(Assigned task) Determine which lines of the records include the word "name", and copy them.

(Data provided)
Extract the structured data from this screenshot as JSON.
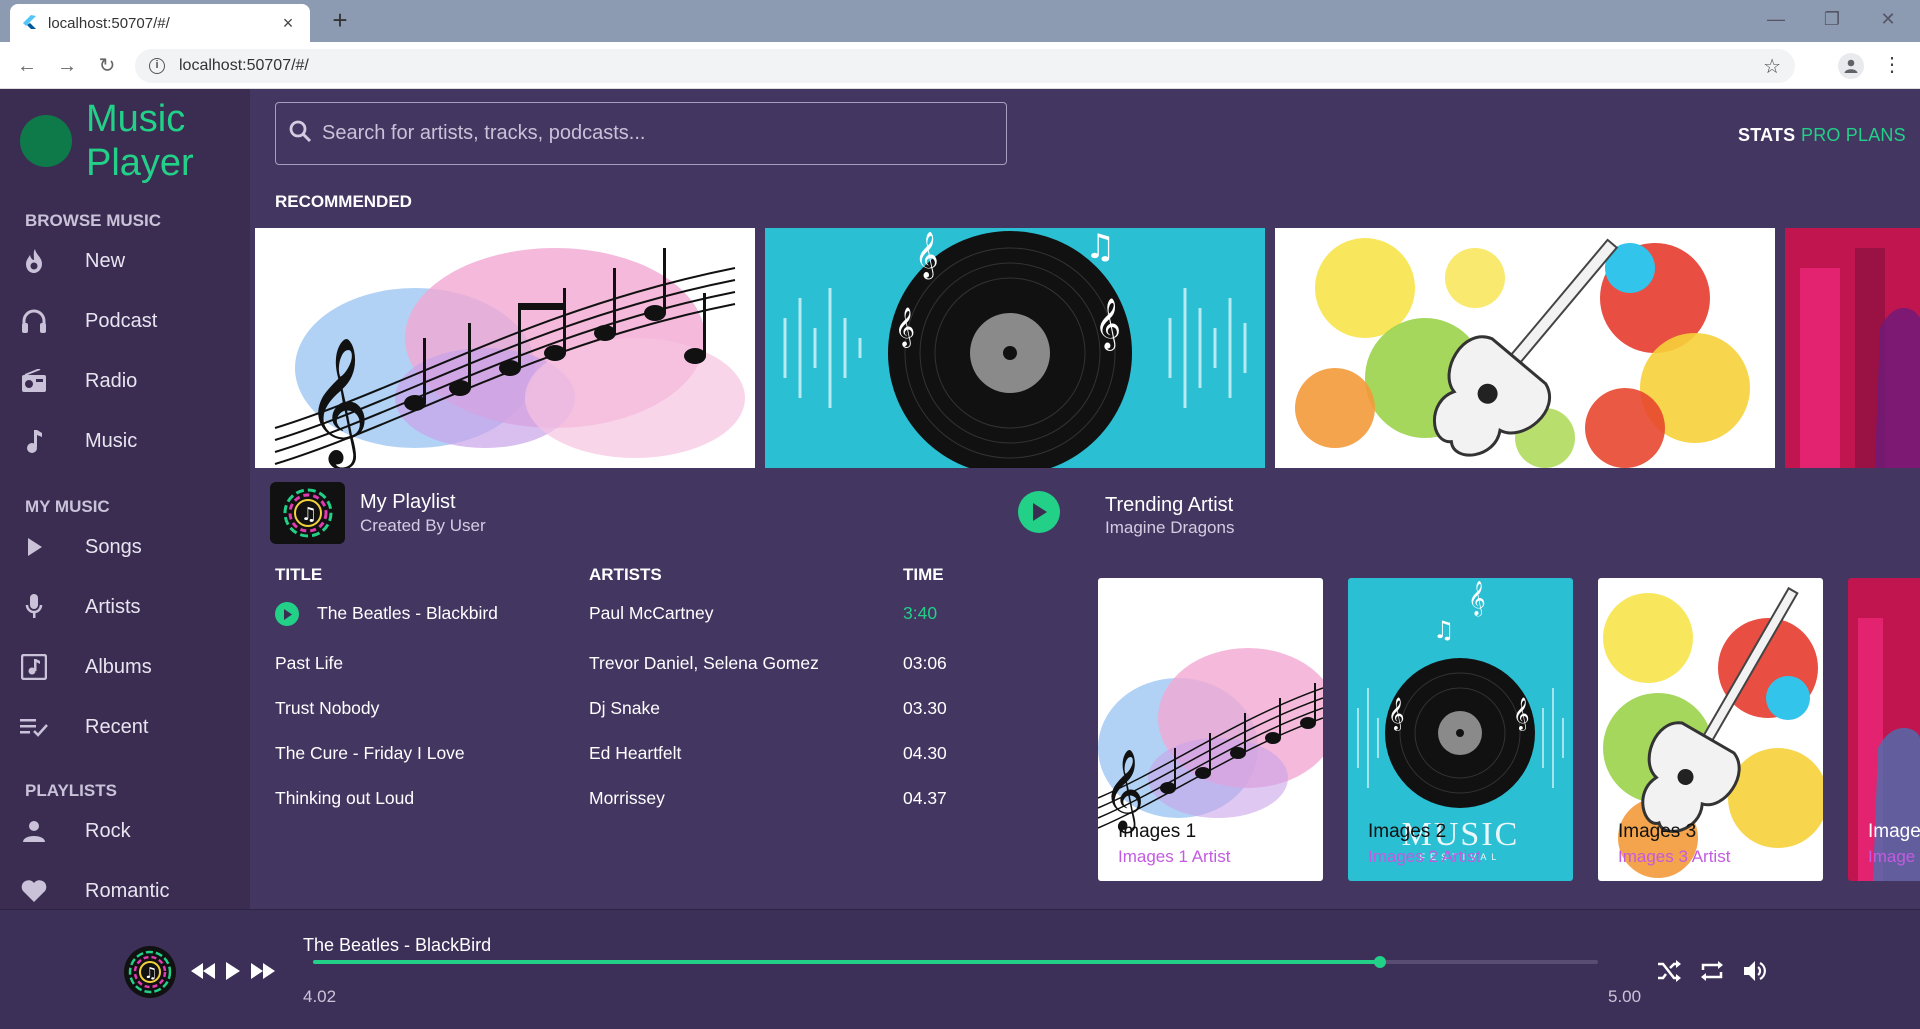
{
  "browser": {
    "tab_title": "localhost:50707/#/",
    "url": "localhost:50707/#/",
    "new_tab": "+",
    "close_tab": "×"
  },
  "app": {
    "brand": [
      "Music",
      "Player"
    ],
    "search_placeholder": "Search for artists, tracks, podcasts...",
    "top_links": [
      "STATS",
      "PRO PLANS"
    ],
    "accent": "#22d088",
    "bg": "#433661",
    "sidebar_bg": "#3b2d52"
  },
  "sidebar": {
    "sections": [
      {
        "title": "BROWSE MUSIC",
        "items": [
          {
            "label": "New",
            "icon": "fire-icon"
          },
          {
            "label": "Podcast",
            "icon": "headphones-icon"
          },
          {
            "label": "Radio",
            "icon": "radio-icon"
          },
          {
            "label": "Music",
            "icon": "music-note-icon"
          }
        ]
      },
      {
        "title": "MY MUSIC",
        "items": [
          {
            "label": "Songs",
            "icon": "play-icon"
          },
          {
            "label": "Artists",
            "icon": "microphone-icon"
          },
          {
            "label": "Albums",
            "icon": "album-icon"
          },
          {
            "label": "Recent",
            "icon": "playlist-check-icon"
          }
        ]
      },
      {
        "title": "PLAYLISTS",
        "items": [
          {
            "label": "Rock",
            "icon": "person-icon"
          },
          {
            "label": "Romantic",
            "icon": "heart-icon"
          }
        ]
      }
    ]
  },
  "recommended": {
    "label": "RECOMMENDED",
    "banners": [
      "music-notes-watercolor",
      "vinyl-record-teal",
      "guitar-paint-splash",
      "concert-pink"
    ]
  },
  "playlist": {
    "title": "My Playlist",
    "subtitle": "Created By User",
    "headers": [
      "TITLE",
      "ARTISTS",
      "TIME"
    ],
    "rows": [
      {
        "title": "The Beatles - Blackbird",
        "artists": "Paul McCartney",
        "time": "3:40",
        "playing": true
      },
      {
        "title": "Past Life",
        "artists": "Trevor Daniel, Selena Gomez",
        "time": "03:06"
      },
      {
        "title": "Trust Nobody",
        "artists": "Dj Snake",
        "time": "03.30"
      },
      {
        "title": "The Cure - Friday I Love",
        "artists": "Ed Heartfelt",
        "time": "04.30"
      },
      {
        "title": "Thinking out Loud",
        "artists": "Morrissey",
        "time": "04.37"
      }
    ]
  },
  "trending": {
    "title": "Trending Artist",
    "subtitle": "Imagine Dragons",
    "cards": [
      {
        "name": "Images 1",
        "artist": "Images 1 Artist"
      },
      {
        "name": "Images 2",
        "artist": "Images 2 Artist",
        "badge": "MUSIC",
        "badge_sub": "FESTIVAL"
      },
      {
        "name": "Images 3",
        "artist": "Images 3 Artist"
      },
      {
        "name": "Image",
        "artist": "Image"
      }
    ]
  },
  "player": {
    "now_playing": "The Beatles - BlackBird",
    "current": "4.02",
    "total": "5.00",
    "progress": 0.83
  }
}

(Response box)
        "name": "Images 1",
        "name": "Images 2",
        "name": "Images 3",
        "name": "Image",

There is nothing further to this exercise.